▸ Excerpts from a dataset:
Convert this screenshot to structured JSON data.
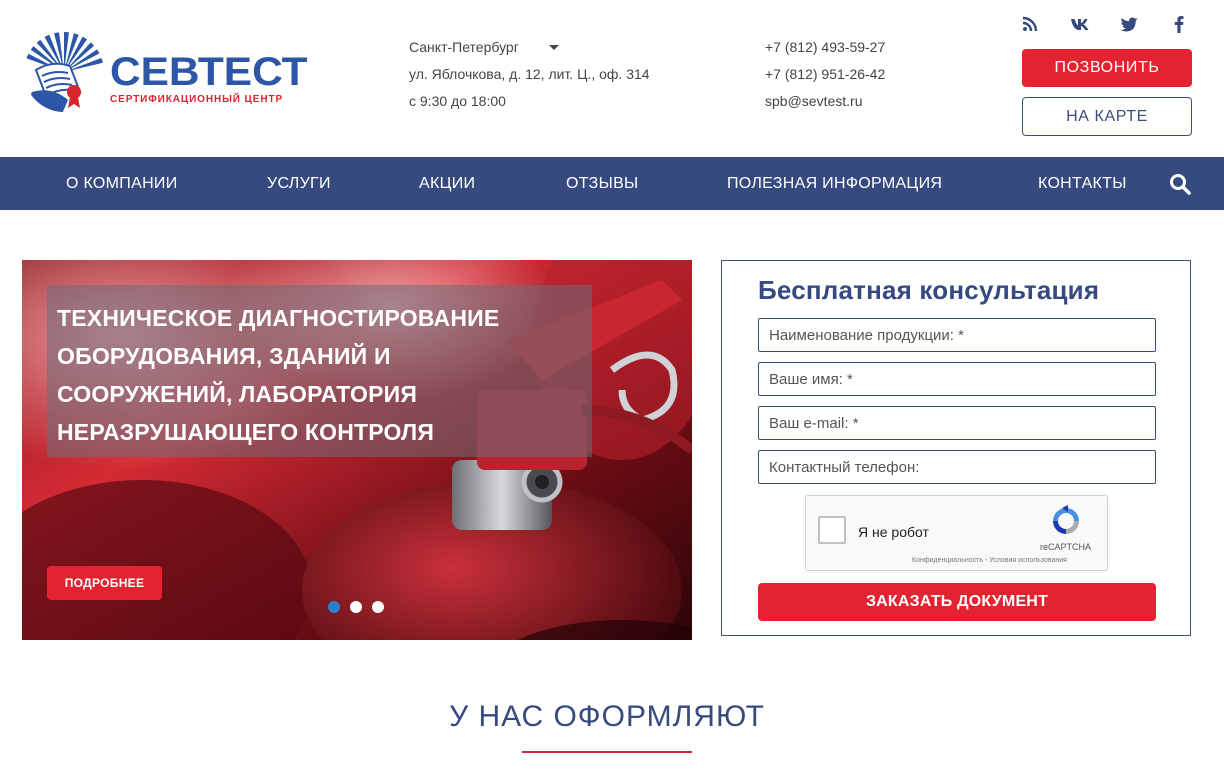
{
  "logo": {
    "name": "СЕВТЕСТ",
    "subtitle": "СЕРТИФИКАЦИОННЫЙ ЦЕНТР"
  },
  "header": {
    "city": "Санкт-Петербург",
    "address": "ул. Яблочкова, д. 12, лит. Ц., оф. 314",
    "hours": "с 9:30 до 18:00",
    "phone1": "+7 (812) 493-59-27",
    "phone2": "+7 (812) 951-26-42",
    "email": "spb@sevtest.ru",
    "call_button": "ПОЗВОНИТЬ",
    "map_button": "НА КАРТЕ",
    "socials": [
      "rss-icon",
      "vk-icon",
      "twitter-icon",
      "facebook-icon"
    ]
  },
  "nav": {
    "items": [
      "О КОМПАНИИ",
      "УСЛУГИ",
      "АКЦИИ",
      "ОТЗЫВЫ",
      "ПОЛЕЗНАЯ ИНФОРМАЦИЯ",
      "КОНТАКТЫ"
    ],
    "search_icon": "search-icon"
  },
  "slider": {
    "caption_lines": [
      "ТЕХНИЧЕСКОЕ ДИАГНОСТИРОВАНИЕ",
      "ОБОРУДОВАНИЯ, ЗДАНИЙ И",
      "СООРУЖЕНИЙ, ЛАБОРАТОРИЯ",
      "НЕРАЗРУШАЮЩЕГО КОНТРОЛЯ"
    ],
    "button": "ПОДРОБНЕЕ",
    "slide_count": 3,
    "active_slide": 1
  },
  "form": {
    "title": "Бесплатная консультация",
    "fields": {
      "product": "Наименование продукции: *",
      "name": "Ваше имя: *",
      "email": "Ваш e-mail: *",
      "phone": "Контактный телефон:"
    },
    "captcha": {
      "label": "Я не робот",
      "brand": "reCAPTCHA",
      "links": "Конфиденциальность - Условия использования"
    },
    "submit": "ЗАКАЗАТЬ ДОКУМЕНТ"
  },
  "section": {
    "title": "У НАС ОФОРМЛЯЮТ"
  },
  "colors": {
    "brand_blue": "#364a80",
    "accent_red": "#e52231",
    "logo_blue": "#2d57a6"
  }
}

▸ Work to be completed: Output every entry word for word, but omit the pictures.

▸ The answer:
Convert this screenshot to structured JSON data.
{
  "logo": {
    "name": "СЕВТЕСТ",
    "subtitle": "СЕРТИФИКАЦИОННЫЙ ЦЕНТР"
  },
  "header": {
    "city": "Санкт-Петербург",
    "address": "ул. Яблочкова, д. 12, лит. Ц., оф. 314",
    "hours": "с 9:30 до 18:00",
    "phone1": "+7 (812) 493-59-27",
    "phone2": "+7 (812) 951-26-42",
    "email": "spb@sevtest.ru",
    "call_button": "ПОЗВОНИТЬ",
    "map_button": "НА КАРТЕ",
    "socials": [
      "rss-icon",
      "vk-icon",
      "twitter-icon",
      "facebook-icon"
    ]
  },
  "nav": {
    "items": [
      "О КОМПАНИИ",
      "УСЛУГИ",
      "АКЦИИ",
      "ОТЗЫВЫ",
      "ПОЛЕЗНАЯ ИНФОРМАЦИЯ",
      "КОНТАКТЫ"
    ],
    "search_icon": "search-icon"
  },
  "slider": {
    "caption_lines": [
      "ТЕХНИЧЕСКОЕ ДИАГНОСТИРОВАНИЕ",
      "ОБОРУДОВАНИЯ, ЗДАНИЙ И",
      "СООРУЖЕНИЙ, ЛАБОРАТОРИЯ",
      "НЕРАЗРУШАЮЩЕГО КОНТРОЛЯ"
    ],
    "button": "ПОДРОБНЕЕ",
    "slide_count": 3,
    "active_slide": 1
  },
  "form": {
    "title": "Бесплатная консультация",
    "fields": {
      "product": "Наименование продукции: *",
      "name": "Ваше имя: *",
      "email": "Ваш e-mail: *",
      "phone": "Контактный телефон:"
    },
    "captcha": {
      "label": "Я не робот",
      "brand": "reCAPTCHA",
      "links": "Конфиденциальность - Условия использования"
    },
    "submit": "ЗАКАЗАТЬ ДОКУМЕНТ"
  },
  "section": {
    "title": "У НАС ОФОРМЛЯЮТ"
  },
  "colors": {
    "brand_blue": "#364a80",
    "accent_red": "#e52231",
    "logo_blue": "#2d57a6"
  }
}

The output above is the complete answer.